Etymology is the study of the origin of words and how the meaning of words has changed over the course of history.
Let’s take the word “etymology” as an example. “Etymology” derives from the Greek word etumos, meaning “true.” Etumologia was the study of words’ “true meanings.” This evolved into “etymology” by way of the Old French ethimologie. That’s all fairly straightforward, but there are many, many words in the English language that have unexpected and fascinating origins. Handicap is a good example:
This word originates from the 17th-century English trading game “hand-in-cap.” The game involved two players and an arbitrator, or umpire. The players would present two possessions they would like to trade. The umpire would then decide whether the possessions were of equal value or not, and if they weren’t, would calculate the discrepancy. The owner of the lesser object would make up the difference with money, and then all three participants would place forfeit money into a hat.

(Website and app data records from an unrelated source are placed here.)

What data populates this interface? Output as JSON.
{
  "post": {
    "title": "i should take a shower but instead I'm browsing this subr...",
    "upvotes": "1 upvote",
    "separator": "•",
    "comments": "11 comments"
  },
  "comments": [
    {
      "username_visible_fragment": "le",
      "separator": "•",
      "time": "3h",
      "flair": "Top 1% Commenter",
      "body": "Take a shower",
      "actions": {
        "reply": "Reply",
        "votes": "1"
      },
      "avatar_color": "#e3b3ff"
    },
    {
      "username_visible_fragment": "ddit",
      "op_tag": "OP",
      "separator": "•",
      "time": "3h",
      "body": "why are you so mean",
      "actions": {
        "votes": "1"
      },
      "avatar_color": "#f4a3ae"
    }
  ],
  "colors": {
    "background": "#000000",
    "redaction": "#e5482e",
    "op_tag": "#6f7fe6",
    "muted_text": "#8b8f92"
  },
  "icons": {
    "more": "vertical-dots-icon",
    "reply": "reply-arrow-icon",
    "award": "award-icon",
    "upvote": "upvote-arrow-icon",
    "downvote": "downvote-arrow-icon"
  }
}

If the two players agreed with the umpire’s valuation, they would remove their hands from the hat with their palm open. If they disagreed, they would pull out their hands clenched in a fist. If both agreed or disagreed, the umpire would get the forfeit money, while if one agreed and the other didn’t, the player who approved the transaction would receive the forfeit money.

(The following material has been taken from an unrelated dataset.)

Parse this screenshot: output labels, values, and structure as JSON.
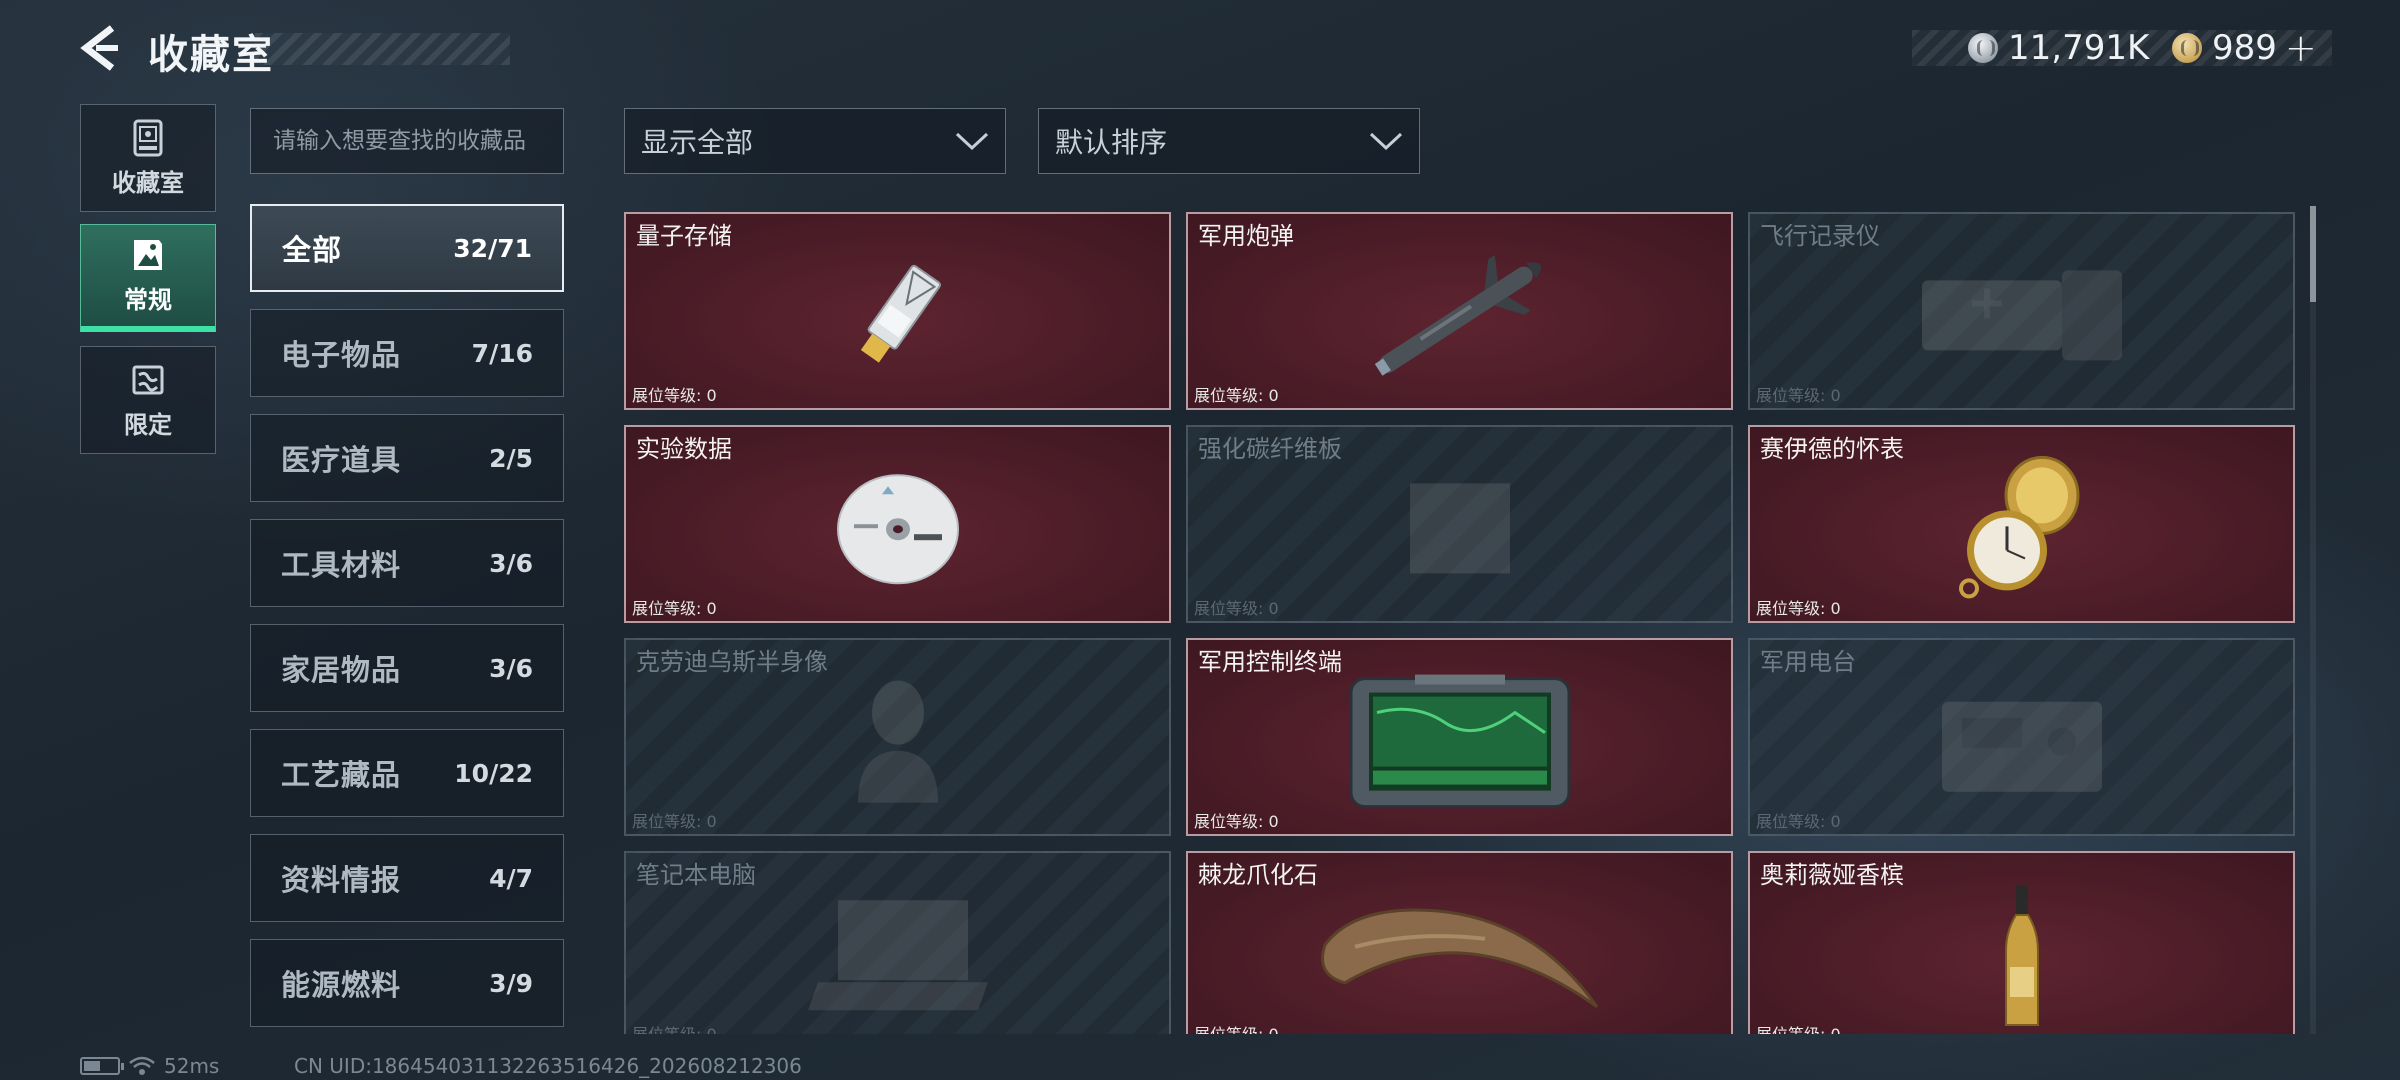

Over time, hand-in-cap came to be known as “handicap” and started to be used to refer to any kind of equalization or balancing of a contest or game.

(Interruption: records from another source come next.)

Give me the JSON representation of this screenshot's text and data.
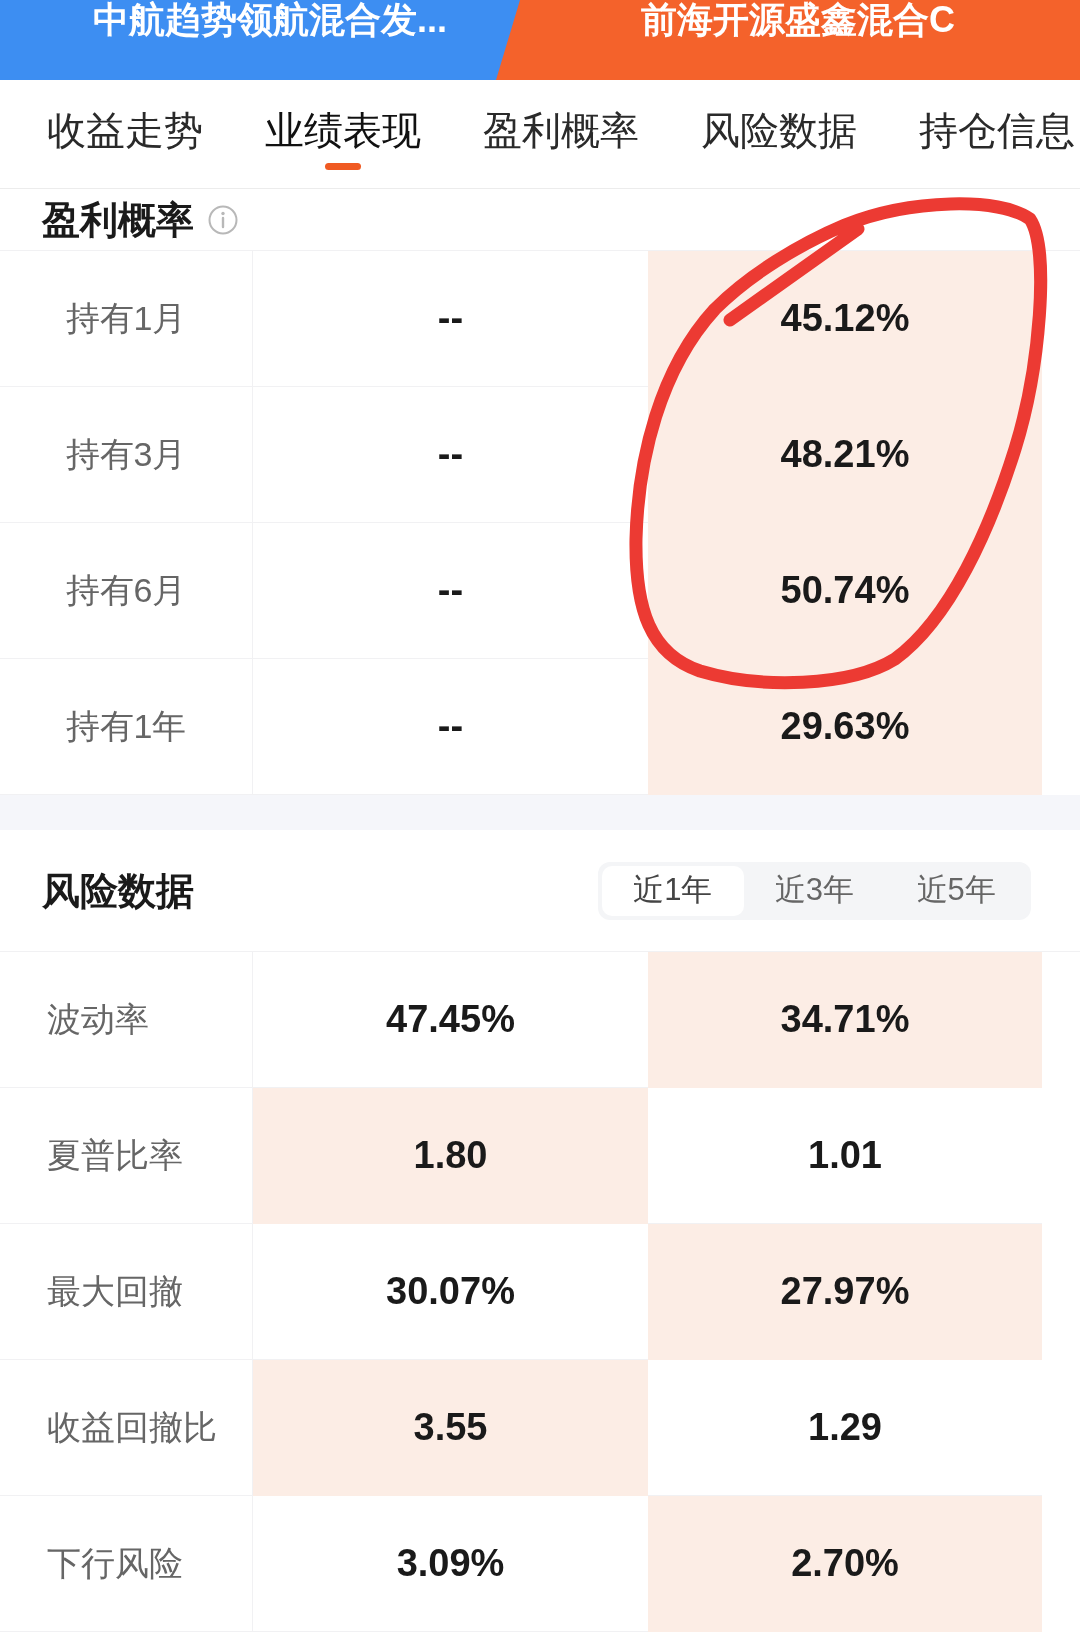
{
  "fund_banners": [
    {
      "name": "中航趋势领航混合发...",
      "color": "#3d8ef2"
    },
    {
      "name": "前海开源盛鑫混合C",
      "color": "#f4622b"
    }
  ],
  "tabs": [
    {
      "label": "收益走势",
      "selected": false
    },
    {
      "label": "业绩表现",
      "selected": true
    },
    {
      "label": "盈利概率",
      "selected": false
    },
    {
      "label": "风险数据",
      "selected": false
    },
    {
      "label": "持仓信息",
      "selected": false
    }
  ],
  "profit_probability": {
    "title": "盈利概率",
    "rows": [
      {
        "label": "持有1月",
        "values": [
          {
            "text": "--",
            "highlighted": false
          },
          {
            "text": "45.12%",
            "highlighted": true
          }
        ]
      },
      {
        "label": "持有3月",
        "values": [
          {
            "text": "--",
            "highlighted": false
          },
          {
            "text": "48.21%",
            "highlighted": true
          }
        ]
      },
      {
        "label": "持有6月",
        "values": [
          {
            "text": "--",
            "highlighted": false
          },
          {
            "text": "50.74%",
            "highlighted": true
          }
        ]
      },
      {
        "label": "持有1年",
        "values": [
          {
            "text": "--",
            "highlighted": false
          },
          {
            "text": "29.63%",
            "highlighted": true
          }
        ]
      }
    ]
  },
  "markup": {
    "kind": "loop"
  },
  "risk_data": {
    "title": "风险数据",
    "periods": [
      {
        "label": "近1年",
        "selected": true
      },
      {
        "label": "近3年",
        "selected": false
      },
      {
        "label": "近5年",
        "selected": false
      }
    ],
    "rows": [
      {
        "label": "波动率",
        "values": [
          {
            "text": "47.45%",
            "highlighted": false
          },
          {
            "text": "34.71%",
            "highlighted": true
          }
        ]
      },
      {
        "label": "夏普比率",
        "values": [
          {
            "text": "1.80",
            "highlighted": true
          },
          {
            "text": "1.01",
            "highlighted": false
          }
        ]
      },
      {
        "label": "最大回撤",
        "values": [
          {
            "text": "30.07%",
            "highlighted": false
          },
          {
            "text": "27.97%",
            "highlighted": true
          }
        ]
      },
      {
        "label": "收益回撤比",
        "values": [
          {
            "text": "3.55",
            "highlighted": true
          },
          {
            "text": "1.29",
            "highlighted": false
          }
        ]
      },
      {
        "label": "下行风险",
        "values": [
          {
            "text": "3.09%",
            "highlighted": false
          },
          {
            "text": "2.70%",
            "highlighted": true
          }
        ]
      }
    ]
  }
}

The word handicap is still used in many sports today, such as golf and horse racing. Indeed, horse racing was probably the first sport to introduce the term in order to define an umpire’s decision to add more weight to a horse so that it runs equally to its competitors. This notion of being burdened or put at a disadvantage was carried over to describe people with a disability in the early 20th century.